Where to Stay in Darjeeling
You’ll find a wealth of accommodations in Darjeeling. The only issue is how willing you are to walk to it on foot… up or down steep hills and stairs. The taxis and buses will drop you at the town center. Gandhi Road houses a lot of hotels and taxis can enter that road. Other areas which you’ll find some resorts at will require you to call upon a porter to take your luggage to the hotel. Darjeeling’s streets can run on an incline and accommodations alongside the hill will almost certainly have a steep staircase which will make you want to bitch about how much luggage you packed. Here’s a map of hotels in the area. Be aware that most hotels charge taxes.
Hotel Capital, Gandhi Road, Darjeeling, Email: [email protected] . I stayed 6 days at Hotel Capital at 900Rs. Perched centrally, overlooking the bus/taxi drop off Nehru Road and the Clock Tower, the hotel is a family-run business. Facilities are bit old and no wifi, but the trade-off is getting a spacious room with a balcony to an awesome view. I got a single queen sized bed with bathroom (hot water- 24 hours) ensuite. Darjeeling can get cold at night. My room was warm, had enough blankets. There is a restaurant with local prices and good food. Rinzing Bhutia, the owner, used to live in New York and is super helpful in giving recommendations and help.

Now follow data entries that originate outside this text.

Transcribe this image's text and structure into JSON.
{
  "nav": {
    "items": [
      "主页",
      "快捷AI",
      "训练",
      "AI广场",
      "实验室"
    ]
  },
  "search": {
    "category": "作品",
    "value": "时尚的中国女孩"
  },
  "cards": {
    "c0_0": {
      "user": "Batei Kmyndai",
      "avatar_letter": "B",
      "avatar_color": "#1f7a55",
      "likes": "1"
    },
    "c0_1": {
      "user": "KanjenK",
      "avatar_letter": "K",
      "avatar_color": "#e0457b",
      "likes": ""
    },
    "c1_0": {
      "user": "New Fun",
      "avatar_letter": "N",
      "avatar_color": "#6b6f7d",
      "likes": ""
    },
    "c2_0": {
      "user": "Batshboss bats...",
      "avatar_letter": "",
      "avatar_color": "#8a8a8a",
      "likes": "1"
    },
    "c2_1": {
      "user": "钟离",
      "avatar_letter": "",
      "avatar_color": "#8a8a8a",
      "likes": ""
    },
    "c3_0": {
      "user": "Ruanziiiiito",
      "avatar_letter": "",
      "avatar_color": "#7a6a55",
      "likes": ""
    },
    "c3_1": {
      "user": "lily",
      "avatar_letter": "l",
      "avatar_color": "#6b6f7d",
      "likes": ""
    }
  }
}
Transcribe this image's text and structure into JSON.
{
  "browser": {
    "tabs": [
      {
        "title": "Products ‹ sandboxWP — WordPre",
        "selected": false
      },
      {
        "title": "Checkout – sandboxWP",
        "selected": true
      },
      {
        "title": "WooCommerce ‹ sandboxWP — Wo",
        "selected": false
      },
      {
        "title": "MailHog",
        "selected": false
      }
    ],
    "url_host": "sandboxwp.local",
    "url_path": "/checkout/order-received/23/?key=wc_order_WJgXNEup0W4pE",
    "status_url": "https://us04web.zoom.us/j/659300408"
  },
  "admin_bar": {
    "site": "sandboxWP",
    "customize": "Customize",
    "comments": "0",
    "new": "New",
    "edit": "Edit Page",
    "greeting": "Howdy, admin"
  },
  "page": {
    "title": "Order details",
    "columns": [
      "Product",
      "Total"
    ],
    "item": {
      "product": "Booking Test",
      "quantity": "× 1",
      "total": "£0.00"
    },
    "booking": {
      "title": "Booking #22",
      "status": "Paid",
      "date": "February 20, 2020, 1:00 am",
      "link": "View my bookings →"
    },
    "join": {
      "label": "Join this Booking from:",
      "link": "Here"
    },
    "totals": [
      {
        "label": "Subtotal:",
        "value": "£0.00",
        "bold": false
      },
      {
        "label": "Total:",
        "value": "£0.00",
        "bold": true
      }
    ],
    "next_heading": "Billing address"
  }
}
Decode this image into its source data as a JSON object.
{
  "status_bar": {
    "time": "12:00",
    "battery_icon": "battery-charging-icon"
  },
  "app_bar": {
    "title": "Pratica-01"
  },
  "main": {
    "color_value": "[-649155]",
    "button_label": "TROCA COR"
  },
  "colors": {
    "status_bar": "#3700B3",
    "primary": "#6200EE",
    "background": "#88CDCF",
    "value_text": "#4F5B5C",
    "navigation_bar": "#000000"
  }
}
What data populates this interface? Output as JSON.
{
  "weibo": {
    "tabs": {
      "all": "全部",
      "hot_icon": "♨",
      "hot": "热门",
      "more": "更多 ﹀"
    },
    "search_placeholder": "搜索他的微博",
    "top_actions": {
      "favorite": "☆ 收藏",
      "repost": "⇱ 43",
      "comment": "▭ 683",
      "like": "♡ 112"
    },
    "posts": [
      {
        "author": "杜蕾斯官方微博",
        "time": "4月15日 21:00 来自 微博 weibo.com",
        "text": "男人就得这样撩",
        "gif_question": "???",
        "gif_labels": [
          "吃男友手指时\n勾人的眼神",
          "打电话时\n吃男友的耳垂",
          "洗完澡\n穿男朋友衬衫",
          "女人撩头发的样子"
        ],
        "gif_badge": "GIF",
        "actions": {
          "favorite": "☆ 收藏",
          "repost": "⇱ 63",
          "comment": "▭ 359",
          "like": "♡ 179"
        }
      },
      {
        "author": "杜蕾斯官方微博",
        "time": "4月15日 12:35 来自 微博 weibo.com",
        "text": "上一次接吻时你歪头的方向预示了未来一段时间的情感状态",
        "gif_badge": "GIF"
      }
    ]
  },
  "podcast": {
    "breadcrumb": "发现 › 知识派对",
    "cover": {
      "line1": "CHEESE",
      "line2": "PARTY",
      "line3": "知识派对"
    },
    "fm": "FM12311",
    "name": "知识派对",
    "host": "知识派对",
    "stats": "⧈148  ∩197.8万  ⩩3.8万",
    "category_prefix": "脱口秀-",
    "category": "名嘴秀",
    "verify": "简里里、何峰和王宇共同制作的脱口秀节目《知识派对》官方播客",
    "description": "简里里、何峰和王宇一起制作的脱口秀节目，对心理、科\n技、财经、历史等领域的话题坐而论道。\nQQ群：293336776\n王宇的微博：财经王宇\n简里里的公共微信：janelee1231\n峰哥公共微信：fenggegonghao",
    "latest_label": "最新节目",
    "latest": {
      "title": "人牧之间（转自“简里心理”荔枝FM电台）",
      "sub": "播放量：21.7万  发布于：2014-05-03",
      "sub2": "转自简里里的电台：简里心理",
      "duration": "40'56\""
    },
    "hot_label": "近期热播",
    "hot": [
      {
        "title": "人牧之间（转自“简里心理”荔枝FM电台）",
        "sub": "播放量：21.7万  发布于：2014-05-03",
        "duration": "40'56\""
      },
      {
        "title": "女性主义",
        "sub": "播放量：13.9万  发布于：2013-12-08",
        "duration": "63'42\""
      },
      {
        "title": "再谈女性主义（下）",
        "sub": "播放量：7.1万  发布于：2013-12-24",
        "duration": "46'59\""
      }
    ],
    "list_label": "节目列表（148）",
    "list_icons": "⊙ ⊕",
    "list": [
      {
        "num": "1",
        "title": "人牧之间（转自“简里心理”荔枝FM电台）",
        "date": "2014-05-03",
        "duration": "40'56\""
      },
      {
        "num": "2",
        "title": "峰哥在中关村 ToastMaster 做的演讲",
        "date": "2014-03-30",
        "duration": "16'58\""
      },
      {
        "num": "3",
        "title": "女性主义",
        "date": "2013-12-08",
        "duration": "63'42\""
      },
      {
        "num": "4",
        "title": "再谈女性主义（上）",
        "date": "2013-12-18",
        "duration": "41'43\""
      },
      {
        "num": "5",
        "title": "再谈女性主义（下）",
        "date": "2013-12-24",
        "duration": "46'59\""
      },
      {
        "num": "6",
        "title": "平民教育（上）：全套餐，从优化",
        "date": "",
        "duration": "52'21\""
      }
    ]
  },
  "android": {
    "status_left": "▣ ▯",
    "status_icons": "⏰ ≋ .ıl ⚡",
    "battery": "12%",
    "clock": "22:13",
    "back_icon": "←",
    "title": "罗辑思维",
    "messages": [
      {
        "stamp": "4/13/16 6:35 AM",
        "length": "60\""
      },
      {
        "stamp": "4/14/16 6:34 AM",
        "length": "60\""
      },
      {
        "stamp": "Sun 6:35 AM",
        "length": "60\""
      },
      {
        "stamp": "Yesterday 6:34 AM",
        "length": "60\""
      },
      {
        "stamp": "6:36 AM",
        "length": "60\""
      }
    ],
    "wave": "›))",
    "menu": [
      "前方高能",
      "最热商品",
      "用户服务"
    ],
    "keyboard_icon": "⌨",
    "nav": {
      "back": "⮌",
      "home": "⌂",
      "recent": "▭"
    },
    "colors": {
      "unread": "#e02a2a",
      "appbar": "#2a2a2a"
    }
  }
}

Dekeling Hotel, Gandhi Road- Further down from Hotel Capital is Dekeling Hotel, a charming mid-budget heritage hotel with free wifi. Great location and service but many stairs to get to lobby. But such can be the case with Darjeeling.
Hotel Mayfair. The Mall, Opposite Governor House. – A four star oasis of a resort on the size of the hill near below The Mall. It’s part of a reputable hotel chain in Sikkim. Call ahead to coordinate a porter upon your arrival as taxis may not be allowed to enter the road.
How to Get to Darjeeling
There are two stations which will get you to Darjeeling- New Jalpaiguri Station (NJP) and Siliguri Station. I took an overnight train from Kolkata and then a shared Jeep. Read more of getting to Darjeeling by shared jeep, train.
How to Get to West Sikkim from Darjeeling
The route I took from Darjeeling to Pelling, West Sikkim was long but very scenic. It entails a bit of possible hitchhiking but I was assured by locals that Sikkim is safe. See my Pelling Travel Guide or Yoksum Travel Guide.
What are your best things to do in Darjeeling and what would you add to this Darjeeling Travel Guide?
Best Travel Insurance for Darjeeling, India
American travelers often pay a premium on travel insurance. World Nomads offers economic solutions for travelers who seek security and peace of mind. It covers 150 countries.